Data about app and page elements
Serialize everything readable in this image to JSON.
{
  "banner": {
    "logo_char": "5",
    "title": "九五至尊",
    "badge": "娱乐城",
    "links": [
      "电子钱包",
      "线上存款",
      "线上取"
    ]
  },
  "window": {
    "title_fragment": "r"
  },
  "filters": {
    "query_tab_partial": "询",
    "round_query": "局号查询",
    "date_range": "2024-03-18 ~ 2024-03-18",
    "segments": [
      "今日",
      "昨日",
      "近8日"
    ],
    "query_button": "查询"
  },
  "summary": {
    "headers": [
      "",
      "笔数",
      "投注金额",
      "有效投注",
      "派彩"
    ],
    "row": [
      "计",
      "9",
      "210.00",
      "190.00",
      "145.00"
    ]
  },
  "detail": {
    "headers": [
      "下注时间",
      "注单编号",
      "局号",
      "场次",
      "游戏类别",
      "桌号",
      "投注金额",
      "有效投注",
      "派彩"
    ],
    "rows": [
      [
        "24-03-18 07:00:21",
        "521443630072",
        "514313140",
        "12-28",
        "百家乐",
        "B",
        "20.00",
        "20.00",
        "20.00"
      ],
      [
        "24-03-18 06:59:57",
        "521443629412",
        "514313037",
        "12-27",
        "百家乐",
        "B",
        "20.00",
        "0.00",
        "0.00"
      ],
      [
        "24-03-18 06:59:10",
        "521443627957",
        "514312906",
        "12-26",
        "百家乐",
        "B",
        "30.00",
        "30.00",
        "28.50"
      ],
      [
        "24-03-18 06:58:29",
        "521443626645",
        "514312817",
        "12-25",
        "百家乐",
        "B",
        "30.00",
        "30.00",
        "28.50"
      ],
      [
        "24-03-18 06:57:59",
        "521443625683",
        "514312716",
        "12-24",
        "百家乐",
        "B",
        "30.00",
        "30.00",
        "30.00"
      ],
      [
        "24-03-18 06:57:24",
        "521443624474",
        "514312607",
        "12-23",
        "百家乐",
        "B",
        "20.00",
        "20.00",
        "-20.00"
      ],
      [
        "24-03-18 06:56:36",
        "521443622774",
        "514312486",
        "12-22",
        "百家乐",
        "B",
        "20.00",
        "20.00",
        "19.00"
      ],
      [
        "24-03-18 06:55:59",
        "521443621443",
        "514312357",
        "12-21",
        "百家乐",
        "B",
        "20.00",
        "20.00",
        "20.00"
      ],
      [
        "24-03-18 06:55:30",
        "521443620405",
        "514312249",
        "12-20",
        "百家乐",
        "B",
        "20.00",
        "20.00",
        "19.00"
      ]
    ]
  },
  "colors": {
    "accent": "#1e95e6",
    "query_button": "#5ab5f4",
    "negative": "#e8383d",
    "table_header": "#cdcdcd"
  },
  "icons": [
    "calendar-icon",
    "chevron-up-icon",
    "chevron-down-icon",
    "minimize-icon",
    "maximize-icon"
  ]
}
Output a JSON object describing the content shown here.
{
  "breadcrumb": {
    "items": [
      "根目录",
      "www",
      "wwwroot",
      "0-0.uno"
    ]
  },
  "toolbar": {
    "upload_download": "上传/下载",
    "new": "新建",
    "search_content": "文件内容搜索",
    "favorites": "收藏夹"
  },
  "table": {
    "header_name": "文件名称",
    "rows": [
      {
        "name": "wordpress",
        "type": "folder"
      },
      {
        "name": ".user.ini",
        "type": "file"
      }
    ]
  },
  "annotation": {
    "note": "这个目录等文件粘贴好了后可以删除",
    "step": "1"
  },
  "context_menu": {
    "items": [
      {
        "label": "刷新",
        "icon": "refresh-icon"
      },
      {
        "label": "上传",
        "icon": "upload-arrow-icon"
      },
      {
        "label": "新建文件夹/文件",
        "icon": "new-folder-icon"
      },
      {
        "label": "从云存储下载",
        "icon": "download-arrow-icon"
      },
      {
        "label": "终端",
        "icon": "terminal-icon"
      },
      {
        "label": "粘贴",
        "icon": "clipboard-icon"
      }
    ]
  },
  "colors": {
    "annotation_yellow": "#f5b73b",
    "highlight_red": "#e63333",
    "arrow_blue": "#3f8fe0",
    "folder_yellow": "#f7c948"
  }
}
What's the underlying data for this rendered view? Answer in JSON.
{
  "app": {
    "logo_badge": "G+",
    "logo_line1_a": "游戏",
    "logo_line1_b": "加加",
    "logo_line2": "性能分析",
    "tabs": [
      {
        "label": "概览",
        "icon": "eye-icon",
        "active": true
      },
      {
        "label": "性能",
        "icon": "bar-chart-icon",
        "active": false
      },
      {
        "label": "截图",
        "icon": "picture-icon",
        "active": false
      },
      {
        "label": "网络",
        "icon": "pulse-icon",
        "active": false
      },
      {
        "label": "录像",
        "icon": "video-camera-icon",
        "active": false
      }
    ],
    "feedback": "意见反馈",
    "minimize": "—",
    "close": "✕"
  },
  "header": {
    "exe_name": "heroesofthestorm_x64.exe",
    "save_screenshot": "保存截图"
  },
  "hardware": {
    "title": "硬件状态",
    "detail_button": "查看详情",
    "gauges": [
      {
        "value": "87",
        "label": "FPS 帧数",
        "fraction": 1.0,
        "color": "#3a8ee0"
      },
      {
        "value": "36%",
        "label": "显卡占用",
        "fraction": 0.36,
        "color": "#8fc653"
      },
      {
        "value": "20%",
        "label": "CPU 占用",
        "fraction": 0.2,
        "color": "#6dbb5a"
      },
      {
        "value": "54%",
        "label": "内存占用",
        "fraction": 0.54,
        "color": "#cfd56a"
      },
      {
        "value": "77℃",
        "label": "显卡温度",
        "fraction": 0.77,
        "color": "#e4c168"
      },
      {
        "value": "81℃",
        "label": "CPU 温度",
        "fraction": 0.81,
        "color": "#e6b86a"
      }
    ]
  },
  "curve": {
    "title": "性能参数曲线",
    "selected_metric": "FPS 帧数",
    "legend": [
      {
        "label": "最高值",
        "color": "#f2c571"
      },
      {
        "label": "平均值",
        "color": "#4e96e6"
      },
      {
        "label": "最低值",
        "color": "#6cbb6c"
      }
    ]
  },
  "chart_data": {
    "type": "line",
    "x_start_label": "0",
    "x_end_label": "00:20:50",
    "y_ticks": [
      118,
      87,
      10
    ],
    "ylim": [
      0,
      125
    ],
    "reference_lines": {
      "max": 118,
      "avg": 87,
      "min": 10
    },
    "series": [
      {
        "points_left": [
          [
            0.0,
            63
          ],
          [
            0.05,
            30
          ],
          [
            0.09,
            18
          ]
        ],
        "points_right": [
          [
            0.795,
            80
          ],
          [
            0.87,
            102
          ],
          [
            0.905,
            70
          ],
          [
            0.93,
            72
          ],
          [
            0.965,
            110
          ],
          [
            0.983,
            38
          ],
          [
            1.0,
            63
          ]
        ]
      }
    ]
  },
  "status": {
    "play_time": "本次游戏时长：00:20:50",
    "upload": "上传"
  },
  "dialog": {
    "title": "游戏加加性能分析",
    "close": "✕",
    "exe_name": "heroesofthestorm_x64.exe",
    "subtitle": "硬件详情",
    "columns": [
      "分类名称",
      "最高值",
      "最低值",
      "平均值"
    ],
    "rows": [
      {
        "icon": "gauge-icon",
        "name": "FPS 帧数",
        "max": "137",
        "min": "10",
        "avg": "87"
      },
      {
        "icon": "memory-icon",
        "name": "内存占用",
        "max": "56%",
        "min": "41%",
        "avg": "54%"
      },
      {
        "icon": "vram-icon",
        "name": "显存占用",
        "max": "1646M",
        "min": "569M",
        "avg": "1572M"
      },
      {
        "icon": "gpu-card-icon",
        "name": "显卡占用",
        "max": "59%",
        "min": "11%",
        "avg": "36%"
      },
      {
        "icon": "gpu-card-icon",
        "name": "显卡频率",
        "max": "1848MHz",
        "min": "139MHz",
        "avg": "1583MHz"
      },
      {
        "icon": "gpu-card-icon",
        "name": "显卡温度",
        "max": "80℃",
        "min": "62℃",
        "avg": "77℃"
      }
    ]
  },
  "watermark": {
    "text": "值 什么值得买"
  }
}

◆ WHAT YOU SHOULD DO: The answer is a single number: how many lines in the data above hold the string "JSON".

◆ SOLUTION FOR THIS TASK: 3